It was always SYRIZA’s strategy to ignore reality, to impose its will upon perceptions of it. Before 2015, when the party came to power, it was clear that what Alexis Tsipras was promising was a lie. No right-minded citizen could believe there were easy solutions to the country’s problems that previous governments had simply refused to implement. But after the failures of the center parties, many were prepared to give the radical left a chance. Despite the fact that reality forced Tsipras into several about-turns, he, his coalition partner Panos Kammenos and their government still continue the tactic of creating a counterfeit reality. Today we run the risk of confusing truth and lies to the extent that we will not be able to tell them apart.
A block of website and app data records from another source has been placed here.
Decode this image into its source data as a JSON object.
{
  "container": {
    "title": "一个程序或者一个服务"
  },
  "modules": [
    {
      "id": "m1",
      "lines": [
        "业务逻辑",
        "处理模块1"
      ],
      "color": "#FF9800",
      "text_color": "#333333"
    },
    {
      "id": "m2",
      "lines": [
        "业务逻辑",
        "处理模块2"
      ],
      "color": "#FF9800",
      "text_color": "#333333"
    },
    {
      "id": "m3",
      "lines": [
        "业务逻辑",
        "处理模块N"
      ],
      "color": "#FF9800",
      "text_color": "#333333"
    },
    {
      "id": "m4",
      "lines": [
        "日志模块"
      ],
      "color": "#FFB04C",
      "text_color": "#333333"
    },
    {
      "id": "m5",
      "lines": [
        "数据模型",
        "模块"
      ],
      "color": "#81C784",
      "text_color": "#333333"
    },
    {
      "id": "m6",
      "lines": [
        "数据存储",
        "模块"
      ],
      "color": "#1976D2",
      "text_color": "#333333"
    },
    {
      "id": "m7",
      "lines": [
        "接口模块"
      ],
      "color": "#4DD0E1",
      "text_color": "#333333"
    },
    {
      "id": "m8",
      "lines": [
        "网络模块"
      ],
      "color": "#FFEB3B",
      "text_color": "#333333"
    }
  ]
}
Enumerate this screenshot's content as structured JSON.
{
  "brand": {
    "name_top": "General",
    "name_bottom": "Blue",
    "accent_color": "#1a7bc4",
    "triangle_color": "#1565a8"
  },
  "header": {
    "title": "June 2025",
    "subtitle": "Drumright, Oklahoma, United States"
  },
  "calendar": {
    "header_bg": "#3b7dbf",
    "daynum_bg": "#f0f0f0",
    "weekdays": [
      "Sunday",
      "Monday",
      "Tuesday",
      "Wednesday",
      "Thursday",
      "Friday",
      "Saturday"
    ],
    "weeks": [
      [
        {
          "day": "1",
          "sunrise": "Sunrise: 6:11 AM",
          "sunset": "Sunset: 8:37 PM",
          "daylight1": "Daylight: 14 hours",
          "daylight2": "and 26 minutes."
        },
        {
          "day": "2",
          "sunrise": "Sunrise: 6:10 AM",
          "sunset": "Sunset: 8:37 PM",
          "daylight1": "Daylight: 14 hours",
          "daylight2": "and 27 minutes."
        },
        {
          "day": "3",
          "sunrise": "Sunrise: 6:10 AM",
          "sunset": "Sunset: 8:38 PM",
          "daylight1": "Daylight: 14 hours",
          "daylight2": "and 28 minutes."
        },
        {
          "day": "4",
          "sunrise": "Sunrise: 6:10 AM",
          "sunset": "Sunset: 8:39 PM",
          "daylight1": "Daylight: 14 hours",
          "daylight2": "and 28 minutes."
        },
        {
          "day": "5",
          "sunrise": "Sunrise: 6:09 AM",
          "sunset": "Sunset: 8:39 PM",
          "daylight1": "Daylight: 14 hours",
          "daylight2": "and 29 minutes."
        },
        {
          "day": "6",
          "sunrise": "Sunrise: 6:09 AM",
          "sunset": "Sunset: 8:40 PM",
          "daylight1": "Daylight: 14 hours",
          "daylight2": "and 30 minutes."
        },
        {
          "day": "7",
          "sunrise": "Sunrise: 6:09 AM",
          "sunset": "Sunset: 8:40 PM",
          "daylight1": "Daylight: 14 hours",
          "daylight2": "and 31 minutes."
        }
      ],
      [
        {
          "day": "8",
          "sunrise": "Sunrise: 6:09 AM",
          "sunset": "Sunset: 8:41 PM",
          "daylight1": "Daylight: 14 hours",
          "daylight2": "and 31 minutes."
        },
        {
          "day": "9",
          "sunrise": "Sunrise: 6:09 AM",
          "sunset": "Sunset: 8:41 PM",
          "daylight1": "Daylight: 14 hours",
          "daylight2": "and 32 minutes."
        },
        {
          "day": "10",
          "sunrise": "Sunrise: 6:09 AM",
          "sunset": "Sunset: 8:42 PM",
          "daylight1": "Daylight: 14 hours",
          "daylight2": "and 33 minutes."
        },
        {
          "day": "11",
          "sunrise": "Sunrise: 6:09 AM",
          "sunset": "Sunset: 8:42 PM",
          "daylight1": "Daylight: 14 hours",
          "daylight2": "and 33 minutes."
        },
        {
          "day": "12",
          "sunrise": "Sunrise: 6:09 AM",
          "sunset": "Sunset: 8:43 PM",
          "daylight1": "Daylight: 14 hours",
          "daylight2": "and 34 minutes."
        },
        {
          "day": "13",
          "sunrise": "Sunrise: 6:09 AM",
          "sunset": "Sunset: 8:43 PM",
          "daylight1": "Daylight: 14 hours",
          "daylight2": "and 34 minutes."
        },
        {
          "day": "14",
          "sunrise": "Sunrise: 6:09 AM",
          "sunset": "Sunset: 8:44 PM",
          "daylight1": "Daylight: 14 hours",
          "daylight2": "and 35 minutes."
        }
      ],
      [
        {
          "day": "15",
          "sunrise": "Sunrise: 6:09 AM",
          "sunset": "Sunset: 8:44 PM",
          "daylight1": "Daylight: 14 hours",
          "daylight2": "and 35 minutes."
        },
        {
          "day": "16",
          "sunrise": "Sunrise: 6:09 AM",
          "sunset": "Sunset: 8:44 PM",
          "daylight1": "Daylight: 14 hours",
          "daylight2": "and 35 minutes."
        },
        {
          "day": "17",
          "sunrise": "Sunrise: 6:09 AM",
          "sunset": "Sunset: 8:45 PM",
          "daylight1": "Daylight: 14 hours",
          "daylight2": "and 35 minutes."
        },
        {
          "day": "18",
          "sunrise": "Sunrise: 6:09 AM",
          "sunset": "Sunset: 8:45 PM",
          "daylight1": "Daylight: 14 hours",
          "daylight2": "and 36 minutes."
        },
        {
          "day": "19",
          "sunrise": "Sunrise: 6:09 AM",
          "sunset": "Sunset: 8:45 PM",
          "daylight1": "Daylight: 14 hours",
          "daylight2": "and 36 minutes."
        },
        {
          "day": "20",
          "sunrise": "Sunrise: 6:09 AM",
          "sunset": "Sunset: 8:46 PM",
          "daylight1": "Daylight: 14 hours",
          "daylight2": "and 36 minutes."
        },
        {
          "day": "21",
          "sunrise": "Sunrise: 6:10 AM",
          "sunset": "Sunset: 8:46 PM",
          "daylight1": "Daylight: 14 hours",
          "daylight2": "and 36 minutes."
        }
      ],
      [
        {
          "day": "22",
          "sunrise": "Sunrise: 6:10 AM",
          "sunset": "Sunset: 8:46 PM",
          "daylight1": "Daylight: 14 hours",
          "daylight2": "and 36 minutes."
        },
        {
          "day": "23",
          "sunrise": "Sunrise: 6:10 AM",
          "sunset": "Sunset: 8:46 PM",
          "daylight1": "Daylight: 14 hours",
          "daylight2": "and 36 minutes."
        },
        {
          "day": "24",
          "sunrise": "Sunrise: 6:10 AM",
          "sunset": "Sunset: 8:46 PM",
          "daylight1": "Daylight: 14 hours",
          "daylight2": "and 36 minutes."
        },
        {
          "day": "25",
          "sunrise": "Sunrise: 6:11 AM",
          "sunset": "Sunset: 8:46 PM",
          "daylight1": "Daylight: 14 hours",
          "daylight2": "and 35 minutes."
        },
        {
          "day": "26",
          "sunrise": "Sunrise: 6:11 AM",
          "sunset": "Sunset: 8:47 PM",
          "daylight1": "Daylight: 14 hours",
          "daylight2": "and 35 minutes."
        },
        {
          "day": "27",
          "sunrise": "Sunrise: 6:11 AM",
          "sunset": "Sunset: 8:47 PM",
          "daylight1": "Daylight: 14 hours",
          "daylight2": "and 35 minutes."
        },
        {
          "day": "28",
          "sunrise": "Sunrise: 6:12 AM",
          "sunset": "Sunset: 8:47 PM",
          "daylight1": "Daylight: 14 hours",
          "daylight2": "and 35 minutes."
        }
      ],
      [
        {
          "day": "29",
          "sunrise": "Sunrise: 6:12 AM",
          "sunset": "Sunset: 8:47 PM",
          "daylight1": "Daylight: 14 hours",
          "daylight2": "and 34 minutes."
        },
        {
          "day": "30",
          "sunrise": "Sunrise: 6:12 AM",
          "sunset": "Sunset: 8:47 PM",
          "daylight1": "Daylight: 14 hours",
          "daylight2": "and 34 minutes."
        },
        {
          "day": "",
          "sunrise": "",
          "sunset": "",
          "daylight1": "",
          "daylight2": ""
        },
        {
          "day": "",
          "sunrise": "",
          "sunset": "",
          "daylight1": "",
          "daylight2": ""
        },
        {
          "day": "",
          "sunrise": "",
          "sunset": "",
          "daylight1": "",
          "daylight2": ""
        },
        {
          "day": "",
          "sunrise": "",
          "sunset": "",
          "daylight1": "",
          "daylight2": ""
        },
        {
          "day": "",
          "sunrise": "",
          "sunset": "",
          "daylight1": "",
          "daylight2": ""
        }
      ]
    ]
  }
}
The recent parliamentary debate on the mysterious effort by the Defense Ministry to sell ammunition to Saudi Arabia showed this tactic in all its grim splendor. The issue, which has raised serious questions regarding its legality, was presented by the coalition partners as something that was solely the opposition’s responsibility. Tsipras and Kammenos did not go to Parliament to reassure the public that all that was done was above board. They went to accuse the opposition of harming the country’s interests with its suspicions; furthermore, they stressed that, in any case, the other parties that had governed the country were worse. So far, this was par for the course. However, if there is confirmation of opposition suspicions that documents presented to Parliament were falsified, in conjunction with the fact that the prime minister revealed sensitive information from a classified Foreign Ministry document, then it is clear that we are in dangerous territory regarding the undermining of institutions and procedures.
If a government, with all the power that it wields, places its need to cover its tracks above the strict implementation of laws and processes, then only strong institutions can force a return to order. And this is where the government’s other tactic comes in. Continual attacks on the judiciary and on news media, the tireless and often ugly efforts to present rivals as corrupt and traitorous, are aimed at creating a climate of general confusion, where it is increasingly difficult to distinguish right from wrong, good from bad, what is legal and what illegal, the useful from the dangerous. With institutions discredited, in the slime everyone is the same. No one is guilty, no one innocent; all are guilty, all innocent. And as the government comes under fire for policies and errors, so it will persist in forcing this outlook onto the public dialogue.
It has been a tradition for new governments to blame their predecessors for leaving them with “scorched earth.” This used to refer to economic problems. Today the danger is of deeper, more permanent damage – to perceptions, values and behavior.